Marin Independent Journal
March 1, 2015
It’s tax season, when Americans descend into the U.S. tax code and return bewildered and/or enraged.
Our tax code is riddled with loopholes. Some large corporations pay nothing. Others pay their full share. Oil companies get special perks unavailable to other industries. And the super-rich enjoy tax breaks unavailable to working families.
Our tax code is also failing to raise enough revenue to pay our nation’s bills — despite the lowest level of discretionary federal spending since at least 1962. Thanks to unfunded wars, ill-conceived tax cuts and a global recession, we haven’t seen a balanced budget since the Clinton administration. Our national debt is $18.1 trillion and growing.
We need a tax code that is understandable, fair, and fiscally responsible — one that “helps working Americans trying to get a leg up in the new economy,” as President Barack Obama said in his State of the Union address.
Unfortunately, the 114th Congress is off to a bad start on tax policy.

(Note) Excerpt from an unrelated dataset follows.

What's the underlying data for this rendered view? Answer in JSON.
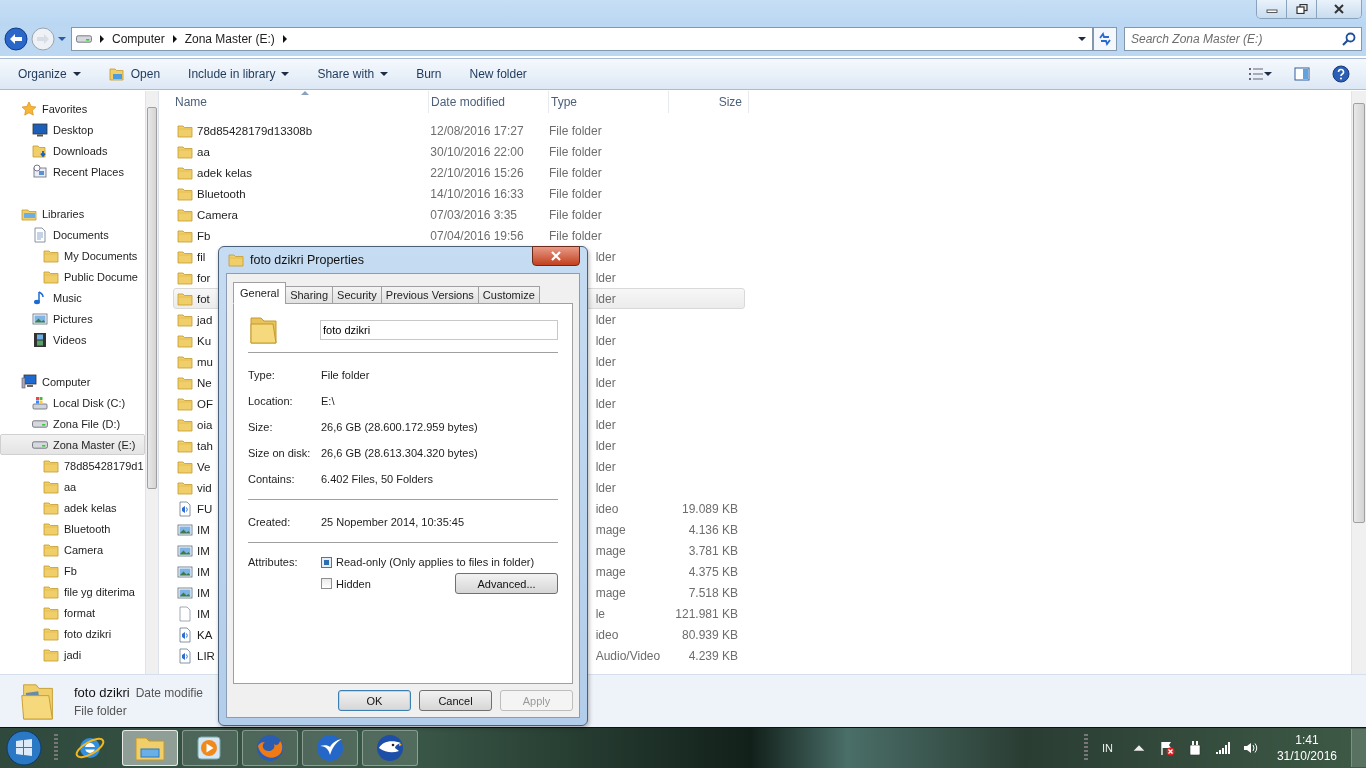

House Republicans who call themselves “deficit hawks” just passed two bills making permanent tax changes without addressing the $100 billion hit to the deficit. The debate defied conventional wisdom: Democrats proposed amendments to offset the deficit impact, while Republicans voted the amendments down and gave flowery speeches about how unfunded tax deductions for food banks were critical in the “fight against hunger,” an abrupt political pivot from recent GOP attempts to slash $40 billion from Food Stamps.
We saw the same partisan posturing last year. House Republicans singled out popular tax breaks that were expiring in 2015 and held votes to permanently extend them without any offset, ballooning the deficit by $800 billion. They spoke of needy constituencies that benefit from these tax breaks, ignoring previous GOP votes to slash vital programs for the same constituencies.
These orchestrated “gotcha” votes are a familiar game used for setting up attack ads in the next election (“Why did your congressman vote against charitable donations to fight hunger?”). Democrats do the same thing with clever “motions to recommit” to trap Republicans into uncomfortable votes.
These political games must end.
But there’s a broader, more sinister strategy here: Creating deficit pressure to drive harsh cuts in the social safety net. We see it in the Republican push to lift “sequester” budget constraints for defense spending. And in the House Rules change spearheaded by Rep. Paul Ryan, chairman of the Ways and Means Committee. Chairman Ryan believes fiscal impacts of legislation should be evaluated by “dynamic scoring” that assumes tax cuts magically pay for themselves. “Dynamic scoring” is a farce; it applies to tax cuts but not to investments in infrastructure or education. The nonpartisan Congressional Budget Office, like most credible economists, rejects it outright. So Chairman Ryan changed the rules to force CBO to use “dynamic scoring.” This lets House Republicans pretend that cutting taxes is always great for the economy and the budget, and investments in things like infrastructure and schools simply drain the budget without any economic benefits.
Last year, Chairman Ryan said: “if Washington is serious about helping families, then it needs to get serious about the national debt.” I agree. But inflating the deficit with unpaid-for tax policies and defense spending while cooking the books with “dynamic scoring” is not getting serious; it’s playing politics. America deserves better.
Like most Democrats, I support the charitable deduction and many other tax breaks. We should extend them, but let’s be honest about how we do that.
I won’t play into a cynical strategy to force harsh cuts that hurt the very families and institutions I want to help. If we’re truly serious about the national debt, let’s find a bipartisan way to fund these tax extenders—closing loopholes, new revenues, or cuts somewhere other than vital social services.
We can improve our tax code and get our fiscal house in order, but it’s going to require more honesty and less partisan theater than we’ve seen so far in this Congress.